This coyote (or coyotes) is not behaving normally. First, they're primarily nocturnal animals. Second, while they have acclimated to humans, they do not typically approach humans. According to local Animal Care and Control officials, however, the increased aggression may come from simple hunger, as food supplies dwindle during the winter.
If you see a coyote, "making loud noises, or using a whistle, is a good way to spook a coyote into leaving. Waving your hands and jumping up and down can also work, according to experts."
About 4,500 coyotes live in Cook County, with about 2,000 of those in Chicago. Longtime readers of The Daily Parker will remember that the cemeteries north and south of my apartment have multiple dens, and also that AC&C officials pulled a coyote out of a drinks cooler in downtown Chicago about 12 years ago.
More on coyotes from the Cook County Forest Preserve District.
Climate change has caused water levels in the Lake Michigan-Huron system to swell in only six years, creating havoc in communities that depend on them:
In 2013, Lake Huron bottomed out, hitting its lowest mark in more than a century, as did Lake Michigan, which shares the same water levels, according to data from the U.S. Army Corps of Engineers and the National Oceanic and Atmospheric Administration. Around that time, the lake withdrew so far from the shore around Engle’s resort — then a collection of 12 rustic cabins and three docks — that mud was all that remained beneath his boathouse.
In just 3½ years, levels rose more than 1.3 m and last summer peaked at nearly 1.9 m above the record low.
Climate change is amplifying variability in lakes that are naturally predisposed to fluctuation. Unlike lakes Ontario and Superior, which are regulated by dams and binational regulatory boards, lakes Michigan and Huron, measured as one body of water because they are connected at the Straits of Mackinac, have no such controls and consequently have experienced the greatest variation from record low to high in the Great Lakes.

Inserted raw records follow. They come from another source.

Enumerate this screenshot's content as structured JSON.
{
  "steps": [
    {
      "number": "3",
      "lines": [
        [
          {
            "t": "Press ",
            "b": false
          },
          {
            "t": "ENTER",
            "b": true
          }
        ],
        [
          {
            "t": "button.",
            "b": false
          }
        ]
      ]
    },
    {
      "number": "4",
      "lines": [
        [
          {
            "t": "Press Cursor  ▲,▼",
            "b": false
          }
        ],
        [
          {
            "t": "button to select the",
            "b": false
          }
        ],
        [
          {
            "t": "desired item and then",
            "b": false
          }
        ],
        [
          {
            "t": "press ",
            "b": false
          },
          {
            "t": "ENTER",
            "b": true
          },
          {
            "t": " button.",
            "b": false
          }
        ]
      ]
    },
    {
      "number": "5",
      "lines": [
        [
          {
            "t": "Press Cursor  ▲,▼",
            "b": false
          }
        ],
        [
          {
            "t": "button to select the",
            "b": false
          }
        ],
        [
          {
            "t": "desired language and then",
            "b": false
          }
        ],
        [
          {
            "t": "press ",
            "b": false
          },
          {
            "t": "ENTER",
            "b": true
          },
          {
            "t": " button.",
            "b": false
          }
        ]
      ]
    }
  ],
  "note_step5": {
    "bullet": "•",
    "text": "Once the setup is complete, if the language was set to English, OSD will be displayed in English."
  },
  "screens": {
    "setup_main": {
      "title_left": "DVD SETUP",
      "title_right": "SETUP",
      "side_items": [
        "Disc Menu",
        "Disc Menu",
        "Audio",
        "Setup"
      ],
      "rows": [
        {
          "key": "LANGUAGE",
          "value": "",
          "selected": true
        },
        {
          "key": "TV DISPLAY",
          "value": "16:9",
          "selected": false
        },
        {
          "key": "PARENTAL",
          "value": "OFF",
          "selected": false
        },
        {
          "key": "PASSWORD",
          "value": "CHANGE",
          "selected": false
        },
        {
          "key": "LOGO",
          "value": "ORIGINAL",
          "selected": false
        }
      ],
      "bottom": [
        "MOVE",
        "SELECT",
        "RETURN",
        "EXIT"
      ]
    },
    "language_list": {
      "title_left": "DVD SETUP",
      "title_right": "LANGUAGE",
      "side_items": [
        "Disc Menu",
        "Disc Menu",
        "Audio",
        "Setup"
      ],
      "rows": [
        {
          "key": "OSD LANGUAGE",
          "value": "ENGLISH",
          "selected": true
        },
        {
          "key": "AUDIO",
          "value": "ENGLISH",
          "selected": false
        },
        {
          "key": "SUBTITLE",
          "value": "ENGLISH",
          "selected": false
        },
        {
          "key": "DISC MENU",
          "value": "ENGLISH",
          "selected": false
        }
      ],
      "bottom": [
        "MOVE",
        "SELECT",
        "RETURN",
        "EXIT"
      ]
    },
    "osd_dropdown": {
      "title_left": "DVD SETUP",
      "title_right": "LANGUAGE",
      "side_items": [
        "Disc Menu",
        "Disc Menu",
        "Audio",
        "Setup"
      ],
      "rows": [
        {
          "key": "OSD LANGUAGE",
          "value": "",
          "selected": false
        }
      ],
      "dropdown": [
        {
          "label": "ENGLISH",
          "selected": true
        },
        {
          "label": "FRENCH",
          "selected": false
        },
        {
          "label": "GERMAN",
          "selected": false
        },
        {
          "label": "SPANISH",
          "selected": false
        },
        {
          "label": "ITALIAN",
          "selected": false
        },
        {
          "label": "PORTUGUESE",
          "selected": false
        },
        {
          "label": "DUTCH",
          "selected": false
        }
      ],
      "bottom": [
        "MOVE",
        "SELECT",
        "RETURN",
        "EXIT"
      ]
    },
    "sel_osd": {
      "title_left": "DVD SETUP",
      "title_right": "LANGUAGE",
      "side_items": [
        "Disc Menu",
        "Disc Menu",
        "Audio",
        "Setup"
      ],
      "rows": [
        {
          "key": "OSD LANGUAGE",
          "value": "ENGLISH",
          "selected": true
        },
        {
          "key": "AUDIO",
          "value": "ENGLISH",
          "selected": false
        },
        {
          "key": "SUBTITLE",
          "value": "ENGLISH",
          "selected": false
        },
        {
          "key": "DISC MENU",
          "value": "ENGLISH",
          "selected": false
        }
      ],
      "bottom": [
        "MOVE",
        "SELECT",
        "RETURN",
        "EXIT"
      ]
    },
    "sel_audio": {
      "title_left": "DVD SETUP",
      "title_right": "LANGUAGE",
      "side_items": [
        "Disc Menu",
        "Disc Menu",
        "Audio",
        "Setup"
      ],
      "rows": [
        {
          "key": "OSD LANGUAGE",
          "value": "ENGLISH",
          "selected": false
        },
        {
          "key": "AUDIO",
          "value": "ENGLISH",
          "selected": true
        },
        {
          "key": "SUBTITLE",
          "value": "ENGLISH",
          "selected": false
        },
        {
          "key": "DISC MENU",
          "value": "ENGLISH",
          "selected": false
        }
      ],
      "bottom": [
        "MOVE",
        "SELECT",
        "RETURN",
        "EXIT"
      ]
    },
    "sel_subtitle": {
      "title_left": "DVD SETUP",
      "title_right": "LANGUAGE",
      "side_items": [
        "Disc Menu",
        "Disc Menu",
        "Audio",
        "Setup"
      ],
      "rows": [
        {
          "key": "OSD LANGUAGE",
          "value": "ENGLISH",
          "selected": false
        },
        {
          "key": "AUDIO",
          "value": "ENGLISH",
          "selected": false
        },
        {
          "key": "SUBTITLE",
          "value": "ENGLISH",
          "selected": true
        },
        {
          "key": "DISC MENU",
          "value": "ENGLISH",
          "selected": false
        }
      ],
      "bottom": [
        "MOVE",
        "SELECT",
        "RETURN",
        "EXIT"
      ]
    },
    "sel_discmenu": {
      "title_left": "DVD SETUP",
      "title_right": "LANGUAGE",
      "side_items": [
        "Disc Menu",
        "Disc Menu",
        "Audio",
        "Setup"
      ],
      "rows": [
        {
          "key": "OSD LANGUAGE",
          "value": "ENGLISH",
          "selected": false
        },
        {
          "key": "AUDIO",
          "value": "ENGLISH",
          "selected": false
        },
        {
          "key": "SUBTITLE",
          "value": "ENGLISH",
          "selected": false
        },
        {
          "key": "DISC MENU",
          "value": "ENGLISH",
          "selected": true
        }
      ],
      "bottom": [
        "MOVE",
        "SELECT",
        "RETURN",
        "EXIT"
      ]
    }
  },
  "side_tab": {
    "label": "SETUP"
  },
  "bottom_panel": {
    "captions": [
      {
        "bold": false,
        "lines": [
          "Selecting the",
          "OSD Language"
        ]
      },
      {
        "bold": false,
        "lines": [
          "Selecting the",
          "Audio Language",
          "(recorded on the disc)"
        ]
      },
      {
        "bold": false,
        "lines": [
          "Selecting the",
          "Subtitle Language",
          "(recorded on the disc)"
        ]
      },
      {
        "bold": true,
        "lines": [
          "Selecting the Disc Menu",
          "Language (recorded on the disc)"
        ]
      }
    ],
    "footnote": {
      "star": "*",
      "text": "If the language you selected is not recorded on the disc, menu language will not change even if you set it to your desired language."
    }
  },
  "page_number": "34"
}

As the amount of heat-trapping greenhouse gases has spiked over the past century, the Earth’s warmer atmosphere is capable of holding additional moisture, which scientists say is resulting in more frequent and severe storms. Across the Great Lakes region, precipitation has increased 14%, and the frequency of heavy storms has risen 35% since 1951, contributing to widespread flooding. In the past two years, the states of Michigan, Wisconsin, Indiana and Ohio each have endured a string of 12 consecutive months that have been the wettest in 124 years.
Here is the latest water-level chart from NOAA. Notice that last year's levels hit record highs during the summer and ended the year just below the record for December--meaning they started January considerably higher than the record for the month:
At least we have a lot of fresh water nearby. That might come in handy someday...
Of all the things in the New York Times today, the fact that a census found 2,373 squirrels in Central Park made my day. Parker's too, no doubt, though he has trouble comprehending numbers larger than 2.
I finally got 7 minutes to watch this. I'm still crying. But in a good way, unlike the people in the room:
Not that anything has happened lately...
Finally, the New York Times had a feature yesterday on new architecture for Antarctic research stations. Cool stuff (ah ha ha).